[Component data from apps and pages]
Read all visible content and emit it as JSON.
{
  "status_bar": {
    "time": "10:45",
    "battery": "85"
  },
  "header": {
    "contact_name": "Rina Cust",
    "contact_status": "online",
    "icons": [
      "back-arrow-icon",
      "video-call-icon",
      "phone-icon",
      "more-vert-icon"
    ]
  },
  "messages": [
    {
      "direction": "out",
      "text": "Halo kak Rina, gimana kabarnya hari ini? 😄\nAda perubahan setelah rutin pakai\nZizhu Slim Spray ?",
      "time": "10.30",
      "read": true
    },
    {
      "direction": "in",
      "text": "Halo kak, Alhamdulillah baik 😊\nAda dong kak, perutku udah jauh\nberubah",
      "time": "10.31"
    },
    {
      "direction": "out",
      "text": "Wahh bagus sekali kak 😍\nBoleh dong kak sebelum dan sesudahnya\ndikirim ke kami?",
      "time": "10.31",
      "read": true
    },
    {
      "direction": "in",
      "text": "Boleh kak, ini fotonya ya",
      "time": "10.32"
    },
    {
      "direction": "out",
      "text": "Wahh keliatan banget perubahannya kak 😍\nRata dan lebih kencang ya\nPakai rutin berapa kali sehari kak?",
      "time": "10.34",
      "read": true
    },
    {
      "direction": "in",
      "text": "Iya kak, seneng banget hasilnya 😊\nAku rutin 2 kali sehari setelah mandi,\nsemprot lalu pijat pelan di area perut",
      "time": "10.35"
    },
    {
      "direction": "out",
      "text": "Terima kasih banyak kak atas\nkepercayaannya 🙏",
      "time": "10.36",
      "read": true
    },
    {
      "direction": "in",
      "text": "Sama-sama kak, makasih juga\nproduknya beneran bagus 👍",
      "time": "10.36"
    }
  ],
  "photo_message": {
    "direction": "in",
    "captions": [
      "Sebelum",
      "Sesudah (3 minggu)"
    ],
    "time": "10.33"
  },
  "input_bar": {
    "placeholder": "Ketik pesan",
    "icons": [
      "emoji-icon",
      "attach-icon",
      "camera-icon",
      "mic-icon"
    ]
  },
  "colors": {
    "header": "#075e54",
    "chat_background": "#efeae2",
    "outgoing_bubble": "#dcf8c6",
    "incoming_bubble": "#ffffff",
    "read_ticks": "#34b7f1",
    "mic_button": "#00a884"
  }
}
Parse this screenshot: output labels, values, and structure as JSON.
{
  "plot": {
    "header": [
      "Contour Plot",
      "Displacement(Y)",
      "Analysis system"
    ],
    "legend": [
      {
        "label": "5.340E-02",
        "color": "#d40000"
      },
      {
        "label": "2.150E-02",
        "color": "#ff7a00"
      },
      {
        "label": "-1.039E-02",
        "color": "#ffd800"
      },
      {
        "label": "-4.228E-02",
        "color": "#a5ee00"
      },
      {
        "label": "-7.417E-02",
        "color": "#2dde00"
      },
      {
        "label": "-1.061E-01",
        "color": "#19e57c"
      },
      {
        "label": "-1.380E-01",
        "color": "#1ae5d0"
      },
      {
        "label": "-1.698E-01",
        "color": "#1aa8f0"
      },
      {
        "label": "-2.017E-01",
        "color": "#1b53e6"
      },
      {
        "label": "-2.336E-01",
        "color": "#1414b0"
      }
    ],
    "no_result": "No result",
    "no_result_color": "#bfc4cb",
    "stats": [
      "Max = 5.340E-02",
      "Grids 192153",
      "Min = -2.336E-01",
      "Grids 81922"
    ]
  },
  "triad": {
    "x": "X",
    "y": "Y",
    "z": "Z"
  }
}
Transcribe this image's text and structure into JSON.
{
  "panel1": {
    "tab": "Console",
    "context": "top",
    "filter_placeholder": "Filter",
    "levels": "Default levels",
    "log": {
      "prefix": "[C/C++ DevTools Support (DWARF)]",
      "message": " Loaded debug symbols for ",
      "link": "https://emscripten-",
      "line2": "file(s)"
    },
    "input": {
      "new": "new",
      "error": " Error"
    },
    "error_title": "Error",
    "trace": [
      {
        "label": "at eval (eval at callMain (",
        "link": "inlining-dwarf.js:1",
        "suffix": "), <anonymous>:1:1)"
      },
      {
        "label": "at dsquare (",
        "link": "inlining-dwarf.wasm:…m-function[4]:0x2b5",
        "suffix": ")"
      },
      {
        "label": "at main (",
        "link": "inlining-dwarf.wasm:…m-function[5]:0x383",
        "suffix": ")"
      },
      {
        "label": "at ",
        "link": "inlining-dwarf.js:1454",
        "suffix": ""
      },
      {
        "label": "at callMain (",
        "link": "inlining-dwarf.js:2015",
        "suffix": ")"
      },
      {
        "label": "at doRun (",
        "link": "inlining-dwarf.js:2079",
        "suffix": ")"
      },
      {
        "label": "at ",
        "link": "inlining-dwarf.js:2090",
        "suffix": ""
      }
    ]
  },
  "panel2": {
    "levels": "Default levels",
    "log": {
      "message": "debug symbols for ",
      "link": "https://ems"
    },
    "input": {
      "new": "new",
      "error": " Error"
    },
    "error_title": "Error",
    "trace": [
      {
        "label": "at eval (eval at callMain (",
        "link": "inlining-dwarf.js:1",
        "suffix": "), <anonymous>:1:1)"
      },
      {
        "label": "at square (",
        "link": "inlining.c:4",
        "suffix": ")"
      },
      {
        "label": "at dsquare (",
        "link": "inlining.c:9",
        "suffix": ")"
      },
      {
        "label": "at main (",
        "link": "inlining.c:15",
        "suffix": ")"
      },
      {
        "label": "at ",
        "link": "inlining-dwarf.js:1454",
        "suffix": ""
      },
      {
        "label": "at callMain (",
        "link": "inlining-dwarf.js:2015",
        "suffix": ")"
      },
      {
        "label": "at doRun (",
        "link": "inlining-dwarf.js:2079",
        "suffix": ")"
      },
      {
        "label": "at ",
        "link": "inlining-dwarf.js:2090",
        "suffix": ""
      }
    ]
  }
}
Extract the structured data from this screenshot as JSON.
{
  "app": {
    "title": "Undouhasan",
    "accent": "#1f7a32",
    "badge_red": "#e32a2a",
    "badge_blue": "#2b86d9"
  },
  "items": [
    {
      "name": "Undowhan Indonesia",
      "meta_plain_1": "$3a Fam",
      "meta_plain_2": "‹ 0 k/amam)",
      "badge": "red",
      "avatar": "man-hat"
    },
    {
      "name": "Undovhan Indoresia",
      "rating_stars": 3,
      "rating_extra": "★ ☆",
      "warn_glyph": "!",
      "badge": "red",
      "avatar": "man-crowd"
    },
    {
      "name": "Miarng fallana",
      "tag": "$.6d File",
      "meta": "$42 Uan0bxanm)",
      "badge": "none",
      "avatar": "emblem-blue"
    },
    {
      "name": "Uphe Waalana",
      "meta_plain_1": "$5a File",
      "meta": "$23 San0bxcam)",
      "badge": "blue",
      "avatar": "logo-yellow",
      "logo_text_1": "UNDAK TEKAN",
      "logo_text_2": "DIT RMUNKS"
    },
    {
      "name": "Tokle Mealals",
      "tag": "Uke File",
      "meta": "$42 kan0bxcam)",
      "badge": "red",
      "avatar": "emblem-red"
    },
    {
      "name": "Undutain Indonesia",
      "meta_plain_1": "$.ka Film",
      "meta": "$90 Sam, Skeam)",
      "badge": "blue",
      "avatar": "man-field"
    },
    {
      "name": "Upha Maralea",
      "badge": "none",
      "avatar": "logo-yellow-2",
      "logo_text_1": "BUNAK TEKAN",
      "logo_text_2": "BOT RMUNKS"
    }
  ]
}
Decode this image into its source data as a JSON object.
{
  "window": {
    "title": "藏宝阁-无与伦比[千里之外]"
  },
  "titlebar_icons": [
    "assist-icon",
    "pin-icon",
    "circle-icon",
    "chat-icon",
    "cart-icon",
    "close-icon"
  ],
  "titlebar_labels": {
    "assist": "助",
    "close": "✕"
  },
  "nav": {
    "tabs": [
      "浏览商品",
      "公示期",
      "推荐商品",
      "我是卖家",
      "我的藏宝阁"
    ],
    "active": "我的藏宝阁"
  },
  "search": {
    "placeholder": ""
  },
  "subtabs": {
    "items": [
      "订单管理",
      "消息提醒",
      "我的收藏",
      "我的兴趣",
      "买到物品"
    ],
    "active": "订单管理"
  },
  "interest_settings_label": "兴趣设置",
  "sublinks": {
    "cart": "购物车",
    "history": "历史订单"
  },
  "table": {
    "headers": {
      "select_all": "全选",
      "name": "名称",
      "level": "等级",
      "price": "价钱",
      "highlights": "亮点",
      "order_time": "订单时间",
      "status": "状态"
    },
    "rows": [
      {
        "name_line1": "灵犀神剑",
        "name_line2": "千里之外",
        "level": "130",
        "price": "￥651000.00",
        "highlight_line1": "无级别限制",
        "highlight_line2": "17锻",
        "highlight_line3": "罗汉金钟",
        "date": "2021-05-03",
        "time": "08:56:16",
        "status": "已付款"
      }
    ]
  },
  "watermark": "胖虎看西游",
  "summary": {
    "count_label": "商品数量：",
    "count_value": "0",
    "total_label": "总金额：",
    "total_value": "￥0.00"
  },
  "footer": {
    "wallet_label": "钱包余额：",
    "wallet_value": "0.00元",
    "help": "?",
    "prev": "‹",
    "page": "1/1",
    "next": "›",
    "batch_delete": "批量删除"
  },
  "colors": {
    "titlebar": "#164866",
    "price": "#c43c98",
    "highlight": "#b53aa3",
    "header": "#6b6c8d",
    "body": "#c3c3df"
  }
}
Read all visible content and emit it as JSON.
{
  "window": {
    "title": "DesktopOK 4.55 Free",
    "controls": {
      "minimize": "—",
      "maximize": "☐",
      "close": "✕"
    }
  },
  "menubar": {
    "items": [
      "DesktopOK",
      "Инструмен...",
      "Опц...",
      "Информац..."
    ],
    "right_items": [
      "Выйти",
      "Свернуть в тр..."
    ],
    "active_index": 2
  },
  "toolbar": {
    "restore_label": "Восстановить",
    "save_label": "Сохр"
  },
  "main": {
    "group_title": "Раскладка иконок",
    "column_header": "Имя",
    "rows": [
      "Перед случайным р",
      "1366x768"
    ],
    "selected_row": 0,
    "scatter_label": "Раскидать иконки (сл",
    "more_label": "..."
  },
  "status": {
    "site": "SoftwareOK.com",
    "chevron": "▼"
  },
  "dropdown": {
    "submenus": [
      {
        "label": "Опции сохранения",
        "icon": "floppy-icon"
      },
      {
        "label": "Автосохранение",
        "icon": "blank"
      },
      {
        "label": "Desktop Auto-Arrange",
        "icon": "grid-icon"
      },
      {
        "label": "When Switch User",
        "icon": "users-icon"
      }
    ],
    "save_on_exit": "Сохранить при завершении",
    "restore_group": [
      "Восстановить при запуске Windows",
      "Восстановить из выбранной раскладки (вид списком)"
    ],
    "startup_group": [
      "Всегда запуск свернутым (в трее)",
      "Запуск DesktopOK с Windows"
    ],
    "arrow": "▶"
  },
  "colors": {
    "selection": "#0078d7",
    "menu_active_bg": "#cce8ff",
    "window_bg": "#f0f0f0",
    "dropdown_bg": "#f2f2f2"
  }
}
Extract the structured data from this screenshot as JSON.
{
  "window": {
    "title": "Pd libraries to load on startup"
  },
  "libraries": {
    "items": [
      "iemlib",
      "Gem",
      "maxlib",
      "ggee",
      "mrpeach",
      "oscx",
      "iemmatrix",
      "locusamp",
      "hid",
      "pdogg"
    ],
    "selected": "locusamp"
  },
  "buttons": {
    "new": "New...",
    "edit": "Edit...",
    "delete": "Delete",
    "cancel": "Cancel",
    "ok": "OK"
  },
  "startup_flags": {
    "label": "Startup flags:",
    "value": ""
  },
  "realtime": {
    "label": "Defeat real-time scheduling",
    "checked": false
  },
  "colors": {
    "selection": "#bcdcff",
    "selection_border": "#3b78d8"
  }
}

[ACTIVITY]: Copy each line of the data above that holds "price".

[SOLUTION FOR THIS PROBLEM]:
      "price": "价钱",
        "price": "￥651000.00",
    "price": "#c43c98",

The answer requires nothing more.